About this task =>
Repeat the entire listing exactly as written.

Records for processing =>
★ ★ ★

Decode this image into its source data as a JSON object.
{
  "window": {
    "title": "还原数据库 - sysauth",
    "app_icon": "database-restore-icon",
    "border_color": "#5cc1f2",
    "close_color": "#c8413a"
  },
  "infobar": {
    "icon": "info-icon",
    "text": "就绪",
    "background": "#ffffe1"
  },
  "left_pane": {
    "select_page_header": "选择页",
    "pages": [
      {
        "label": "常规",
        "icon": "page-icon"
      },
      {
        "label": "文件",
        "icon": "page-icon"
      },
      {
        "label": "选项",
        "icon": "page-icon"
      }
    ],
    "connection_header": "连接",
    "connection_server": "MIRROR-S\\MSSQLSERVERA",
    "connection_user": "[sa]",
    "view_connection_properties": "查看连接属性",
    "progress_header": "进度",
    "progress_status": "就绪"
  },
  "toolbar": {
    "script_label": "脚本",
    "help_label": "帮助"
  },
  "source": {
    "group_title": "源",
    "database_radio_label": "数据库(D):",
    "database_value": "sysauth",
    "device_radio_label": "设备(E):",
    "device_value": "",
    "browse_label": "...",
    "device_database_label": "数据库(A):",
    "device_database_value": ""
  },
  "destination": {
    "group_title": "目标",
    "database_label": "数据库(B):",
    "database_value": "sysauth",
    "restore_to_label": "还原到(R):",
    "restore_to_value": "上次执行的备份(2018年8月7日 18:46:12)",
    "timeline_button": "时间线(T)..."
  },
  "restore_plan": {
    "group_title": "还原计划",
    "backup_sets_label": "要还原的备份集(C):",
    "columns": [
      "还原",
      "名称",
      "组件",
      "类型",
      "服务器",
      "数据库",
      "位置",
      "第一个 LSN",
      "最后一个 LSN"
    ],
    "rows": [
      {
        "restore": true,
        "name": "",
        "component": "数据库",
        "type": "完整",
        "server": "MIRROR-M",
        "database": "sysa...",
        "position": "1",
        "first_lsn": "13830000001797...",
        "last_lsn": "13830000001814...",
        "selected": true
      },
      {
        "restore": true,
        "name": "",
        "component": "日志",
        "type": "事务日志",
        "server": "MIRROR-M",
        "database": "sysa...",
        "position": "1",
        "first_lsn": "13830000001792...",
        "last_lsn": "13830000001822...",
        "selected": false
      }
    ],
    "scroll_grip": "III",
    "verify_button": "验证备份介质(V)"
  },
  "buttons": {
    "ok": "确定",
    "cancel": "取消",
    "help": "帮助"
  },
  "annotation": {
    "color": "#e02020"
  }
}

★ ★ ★

Your response =>
Decode this image into its source data as a JSON object.
{
  "window": {
    "title": "还原数据库 - sysauth",
    "app_icon": "database-restore-icon",
    "border_color": "#5cc1f2",
    "close_color": "#c8413a"
  },
  "infobar": {
    "icon": "info-icon",
    "text": "就绪",
    "background": "#ffffe1"
  },
  "left_pane": {
    "select_page_header": "选择页",
    "pages": [
      {
        "label": "常规",
        "icon": "page-icon"
      },
      {
        "label": "文件",
        "icon": "page-icon"
      },
      {
        "label": "选项",
        "icon": "page-icon"
      }
    ],
    "connection_header": "连接",
    "connection_server": "MIRROR-S\\MSSQLSERVERA",
    "connection_user": "[sa]",
    "view_connection_properties": "查看连接属性",
    "progress_header": "进度",
    "progress_status": "就绪"
  },
  "toolbar": {
    "script_label": "脚本",
    "help_label": "帮助"
  },
  "source": {
    "group_title": "源",
    "database_radio_label": "数据库(D):",
    "database_value": "sysauth",
    "device_radio_label": "设备(E):",
    "device_value": "",
    "browse_label": "...",
    "device_database_label": "数据库(A):",
    "device_database_value": ""
  },
  "destination": {
    "group_title": "目标",
    "database_label": "数据库(B):",
    "database_value": "sysauth",
    "restore_to_label": "还原到(R):",
    "restore_to_value": "上次执行的备份(2018年8月7日 18:46:12)",
    "timeline_button": "时间线(T)..."
  },
  "restore_plan": {
    "group_title": "还原计划",
    "backup_sets_label": "要还原的备份集(C):",
    "columns": [
      "还原",
      "名称",
      "组件",
      "类型",
      "服务器",
      "数据库",
      "位置",
      "第一个 LSN",
      "最后一个 LSN"
    ],
    "rows": [
      {
        "restore": true,
        "name": "",
        "component": "数据库",
        "type": "完整",
        "server": "MIRROR-M",
        "database": "sysa...",
        "position": "1",
        "first_lsn": "13830000001797...",
        "last_lsn": "13830000001814...",
        "selected": true
      },
      {
        "restore": true,
        "name": "",
        "component": "日志",
        "type": "事务日志",
        "server": "MIRROR-M",
        "database": "sysa...",
        "position": "1",
        "first_lsn": "13830000001792...",
        "last_lsn": "13830000001822...",
        "selected": false
      }
    ],
    "scroll_grip": "III",
    "verify_button": "验证备份介质(V)"
  },
  "buttons": {
    "ok": "确定",
    "cancel": "取消",
    "help": "帮助"
  },
  "annotation": {
    "color": "#e02020"
  }
}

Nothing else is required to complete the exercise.